TASK DIRECTIONS => Repeat the entries below exactly, missing none.

RECORDS FOR THE EXERCISE =>
****************
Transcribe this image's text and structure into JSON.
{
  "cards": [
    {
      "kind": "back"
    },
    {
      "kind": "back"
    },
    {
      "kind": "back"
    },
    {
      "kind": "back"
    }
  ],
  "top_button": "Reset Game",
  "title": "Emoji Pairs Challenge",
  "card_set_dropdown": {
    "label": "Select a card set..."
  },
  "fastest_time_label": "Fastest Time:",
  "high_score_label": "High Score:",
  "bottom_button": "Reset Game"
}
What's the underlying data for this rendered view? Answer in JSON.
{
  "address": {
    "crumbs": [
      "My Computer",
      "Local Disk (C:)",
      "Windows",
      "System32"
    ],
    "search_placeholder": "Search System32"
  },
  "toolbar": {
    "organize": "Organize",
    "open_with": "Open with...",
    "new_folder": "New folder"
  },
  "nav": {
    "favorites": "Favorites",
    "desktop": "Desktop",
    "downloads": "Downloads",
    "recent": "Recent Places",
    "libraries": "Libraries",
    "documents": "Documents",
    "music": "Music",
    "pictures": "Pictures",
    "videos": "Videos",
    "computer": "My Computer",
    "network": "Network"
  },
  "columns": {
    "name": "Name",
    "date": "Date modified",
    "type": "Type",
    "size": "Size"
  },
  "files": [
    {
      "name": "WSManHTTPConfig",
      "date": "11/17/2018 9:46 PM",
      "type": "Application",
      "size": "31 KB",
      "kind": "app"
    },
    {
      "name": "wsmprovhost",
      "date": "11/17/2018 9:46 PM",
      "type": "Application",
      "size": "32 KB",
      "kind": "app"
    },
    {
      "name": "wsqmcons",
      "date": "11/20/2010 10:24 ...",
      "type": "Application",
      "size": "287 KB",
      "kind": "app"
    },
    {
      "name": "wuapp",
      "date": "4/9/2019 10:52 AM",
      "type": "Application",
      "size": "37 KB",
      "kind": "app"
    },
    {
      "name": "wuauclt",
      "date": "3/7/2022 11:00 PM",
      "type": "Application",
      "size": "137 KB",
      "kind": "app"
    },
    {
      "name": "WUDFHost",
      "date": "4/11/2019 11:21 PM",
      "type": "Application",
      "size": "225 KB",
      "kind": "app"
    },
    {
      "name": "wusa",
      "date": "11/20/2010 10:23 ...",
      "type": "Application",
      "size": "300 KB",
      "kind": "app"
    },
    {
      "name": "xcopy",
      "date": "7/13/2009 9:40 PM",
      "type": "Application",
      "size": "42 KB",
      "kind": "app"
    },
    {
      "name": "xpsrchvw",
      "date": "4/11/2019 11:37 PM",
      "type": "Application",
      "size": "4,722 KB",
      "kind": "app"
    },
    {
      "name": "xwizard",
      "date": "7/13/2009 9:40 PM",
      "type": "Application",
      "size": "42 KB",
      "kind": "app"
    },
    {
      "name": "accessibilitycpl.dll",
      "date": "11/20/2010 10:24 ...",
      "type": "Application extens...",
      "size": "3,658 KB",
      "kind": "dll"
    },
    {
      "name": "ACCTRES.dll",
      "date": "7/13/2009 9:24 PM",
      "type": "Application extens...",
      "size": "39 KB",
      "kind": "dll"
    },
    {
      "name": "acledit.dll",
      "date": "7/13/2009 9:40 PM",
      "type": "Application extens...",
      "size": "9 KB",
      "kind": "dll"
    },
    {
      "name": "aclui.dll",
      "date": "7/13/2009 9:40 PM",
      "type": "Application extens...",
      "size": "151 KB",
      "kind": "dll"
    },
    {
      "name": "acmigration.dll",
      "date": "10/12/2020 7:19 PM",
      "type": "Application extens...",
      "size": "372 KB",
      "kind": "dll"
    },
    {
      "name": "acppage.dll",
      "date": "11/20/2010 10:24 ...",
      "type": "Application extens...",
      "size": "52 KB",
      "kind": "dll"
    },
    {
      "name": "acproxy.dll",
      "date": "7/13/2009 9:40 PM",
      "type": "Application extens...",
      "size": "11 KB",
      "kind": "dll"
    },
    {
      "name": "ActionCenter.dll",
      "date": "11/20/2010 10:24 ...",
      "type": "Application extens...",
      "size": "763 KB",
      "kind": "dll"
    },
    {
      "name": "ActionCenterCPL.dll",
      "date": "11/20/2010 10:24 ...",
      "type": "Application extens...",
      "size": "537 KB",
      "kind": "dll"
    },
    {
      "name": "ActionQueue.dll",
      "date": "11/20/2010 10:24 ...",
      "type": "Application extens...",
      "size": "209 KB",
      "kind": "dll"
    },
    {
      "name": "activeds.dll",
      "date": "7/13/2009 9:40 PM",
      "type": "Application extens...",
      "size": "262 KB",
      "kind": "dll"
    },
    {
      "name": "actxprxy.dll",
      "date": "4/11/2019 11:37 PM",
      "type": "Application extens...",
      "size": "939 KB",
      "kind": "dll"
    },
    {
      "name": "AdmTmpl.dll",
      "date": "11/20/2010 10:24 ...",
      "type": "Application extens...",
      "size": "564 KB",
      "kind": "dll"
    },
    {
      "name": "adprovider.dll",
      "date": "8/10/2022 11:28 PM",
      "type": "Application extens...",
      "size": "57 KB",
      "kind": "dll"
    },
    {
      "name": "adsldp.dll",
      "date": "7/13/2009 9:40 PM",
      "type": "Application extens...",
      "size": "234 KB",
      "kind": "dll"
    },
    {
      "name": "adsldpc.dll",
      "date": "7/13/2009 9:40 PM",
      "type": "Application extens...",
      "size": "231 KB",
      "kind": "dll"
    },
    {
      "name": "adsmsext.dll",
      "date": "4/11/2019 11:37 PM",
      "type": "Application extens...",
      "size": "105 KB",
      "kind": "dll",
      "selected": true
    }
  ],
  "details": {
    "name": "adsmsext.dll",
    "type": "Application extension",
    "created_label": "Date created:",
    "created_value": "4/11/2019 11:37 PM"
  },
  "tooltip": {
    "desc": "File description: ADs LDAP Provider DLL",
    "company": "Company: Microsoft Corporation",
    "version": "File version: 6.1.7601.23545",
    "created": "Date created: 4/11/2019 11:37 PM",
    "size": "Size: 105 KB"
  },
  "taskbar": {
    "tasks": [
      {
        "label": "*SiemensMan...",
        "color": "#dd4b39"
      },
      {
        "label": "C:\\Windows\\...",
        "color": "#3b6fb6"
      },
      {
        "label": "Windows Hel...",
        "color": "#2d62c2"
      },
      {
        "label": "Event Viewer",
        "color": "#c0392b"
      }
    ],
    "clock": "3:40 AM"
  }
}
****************
EXERCISE RESULT =>
Transcribe this image's text and structure into JSON.
{
  "cards": [
    {
      "kind": "back"
    },
    {
      "kind": "back"
    },
    {
      "kind": "back"
    },
    {
      "kind": "back"
    }
  ],
  "top_button": "Reset Game",
  "title": "Emoji Pairs Challenge",
  "card_set_dropdown": {
    "label": "Select a card set..."
  },
  "fastest_time_label": "Fastest Time:",
  "high_score_label": "High Score:",
  "bottom_button": "Reset Game"
}
What's the underlying data for this rendered view? Answer in JSON.
{
  "address": {
    "crumbs": [
      "My Computer",
      "Local Disk (C:)",
      "Windows",
      "System32"
    ],
    "search_placeholder": "Search System32"
  },
  "toolbar": {
    "organize": "Organize",
    "open_with": "Open with...",
    "new_folder": "New folder"
  },
  "nav": {
    "favorites": "Favorites",
    "desktop": "Desktop",
    "downloads": "Downloads",
    "recent": "Recent Places",
    "libraries": "Libraries",
    "documents": "Documents",
    "music": "Music",
    "pictures": "Pictures",
    "videos": "Videos",
    "computer": "My Computer",
    "network": "Network"
  },
  "columns": {
    "name": "Name",
    "date": "Date modified",
    "type": "Type",
    "size": "Size"
  },
  "files": [
    {
      "name": "WSManHTTPConfig",
      "date": "11/17/2018 9:46 PM",
      "type": "Application",
      "size": "31 KB",
      "kind": "app"
    },
    {
      "name": "wsmprovhost",
      "date": "11/17/2018 9:46 PM",
      "type": "Application",
      "size": "32 KB",
      "kind": "app"
    },
    {
      "name": "wsqmcons",
      "date": "11/20/2010 10:24 ...",
      "type": "Application",
      "size": "287 KB",
      "kind": "app"
    },
    {
      "name": "wuapp",
      "date": "4/9/2019 10:52 AM",
      "type": "Application",
      "size": "37 KB",
      "kind": "app"
    },
    {
      "name": "wuauclt",
      "date": "3/7/2022 11:00 PM",
      "type": "Application",
      "size": "137 KB",
      "kind": "app"
    },
    {
      "name": "WUDFHost",
      "date": "4/11/2019 11:21 PM",
      "type": "Application",
      "size": "225 KB",
      "kind": "app"
    },
    {
      "name": "wusa",
      "date": "11/20/2010 10:23 ...",
      "type": "Application",
      "size": "300 KB",
      "kind": "app"
    },
    {
      "name": "xcopy",
      "date": "7/13/2009 9:40 PM",
      "type": "Application",
      "size": "42 KB",
      "kind": "app"
    },
    {
      "name": "xpsrchvw",
      "date": "4/11/2019 11:37 PM",
      "type": "Application",
      "size": "4,722 KB",
      "kind": "app"
    },
    {
      "name": "xwizard",
      "date": "7/13/2009 9:40 PM",
      "type": "Application",
      "size": "42 KB",
      "kind": "app"
    },
    {
      "name": "accessibilitycpl.dll",
      "date": "11/20/2010 10:24 ...",
      "type": "Application extens...",
      "size": "3,658 KB",
      "kind": "dll"
    },
    {
      "name": "ACCTRES.dll",
      "date": "7/13/2009 9:24 PM",
      "type": "Application extens...",
      "size": "39 KB",
      "kind": "dll"
    },
    {
      "name": "acledit.dll",
      "date": "7/13/2009 9:40 PM",
      "type": "Application extens...",
      "size": "9 KB",
      "kind": "dll"
    },
    {
      "name": "aclui.dll",
      "date": "7/13/2009 9:40 PM",
      "type": "Application extens...",
      "size": "151 KB",
      "kind": "dll"
    },
    {
      "name": "acmigration.dll",
      "date": "10/12/2020 7:19 PM",
      "type": "Application extens...",
      "size": "372 KB",
      "kind": "dll"
    },
    {
      "name": "acppage.dll",
      "date": "11/20/2010 10:24 ...",
      "type": "Application extens...",
      "size": "52 KB",
      "kind": "dll"
    },
    {
      "name": "acproxy.dll",
      "date": "7/13/2009 9:40 PM",
      "type": "Application extens...",
      "size": "11 KB",
      "kind": "dll"
    },
    {
      "name": "ActionCenter.dll",
      "date": "11/20/2010 10:24 ...",
      "type": "Application extens...",
      "size": "763 KB",
      "kind": "dll"
    },
    {
      "name": "ActionCenterCPL.dll",
      "date": "11/20/2010 10:24 ...",
      "type": "Application extens...",
      "size": "537 KB",
      "kind": "dll"
    },
    {
      "name": "ActionQueue.dll",
      "date": "11/20/2010 10:24 ...",
      "type": "Application extens...",
      "size": "209 KB",
      "kind": "dll"
    },
    {
      "name": "activeds.dll",
      "date": "7/13/2009 9:40 PM",
      "type": "Application extens...",
      "size": "262 KB",
      "kind": "dll"
    },
    {
      "name": "actxprxy.dll",
      "date": "4/11/2019 11:37 PM",
      "type": "Application extens...",
      "size": "939 KB",
      "kind": "dll"
    },
    {
      "name": "AdmTmpl.dll",
      "date": "11/20/2010 10:24 ...",
      "type": "Application extens...",
      "size": "564 KB",
      "kind": "dll"
    },
    {
      "name": "adprovider.dll",
      "date": "8/10/2022 11:28 PM",
      "type": "Application extens...",
      "size": "57 KB",
      "kind": "dll"
    },
    {
      "name": "adsldp.dll",
      "date": "7/13/2009 9:40 PM",
      "type": "Application extens...",
      "size": "234 KB",
      "kind": "dll"
    },
    {
      "name": "adsldpc.dll",
      "date": "7/13/2009 9:40 PM",
      "type": "Application extens...",
      "size": "231 KB",
      "kind": "dll"
    },
    {
      "name": "adsmsext.dll",
      "date": "4/11/2019 11:37 PM",
      "type": "Application extens...",
      "size": "105 KB",
      "kind": "dll",
      "selected": true
    }
  ],
  "details": {
    "name": "adsmsext.dll",
    "type": "Application extension",
    "created_label": "Date created:",
    "created_value": "4/11/2019 11:37 PM"
  },
  "tooltip": {
    "desc": "File description: ADs LDAP Provider DLL",
    "company": "Company: Microsoft Corporation",
    "version": "File version: 6.1.7601.23545",
    "created": "Date created: 4/11/2019 11:37 PM",
    "size": "Size: 105 KB"
  },
  "taskbar": {
    "tasks": [
      {
        "label": "*SiemensMan...",
        "color": "#dd4b39"
      },
      {
        "label": "C:\\Windows\\...",
        "color": "#3b6fb6"
      },
      {
        "label": "Windows Hel...",
        "color": "#2d62c2"
      },
      {
        "label": "Event Viewer",
        "color": "#c0392b"
      }
    ],
    "clock": "3:40 AM"
  }
}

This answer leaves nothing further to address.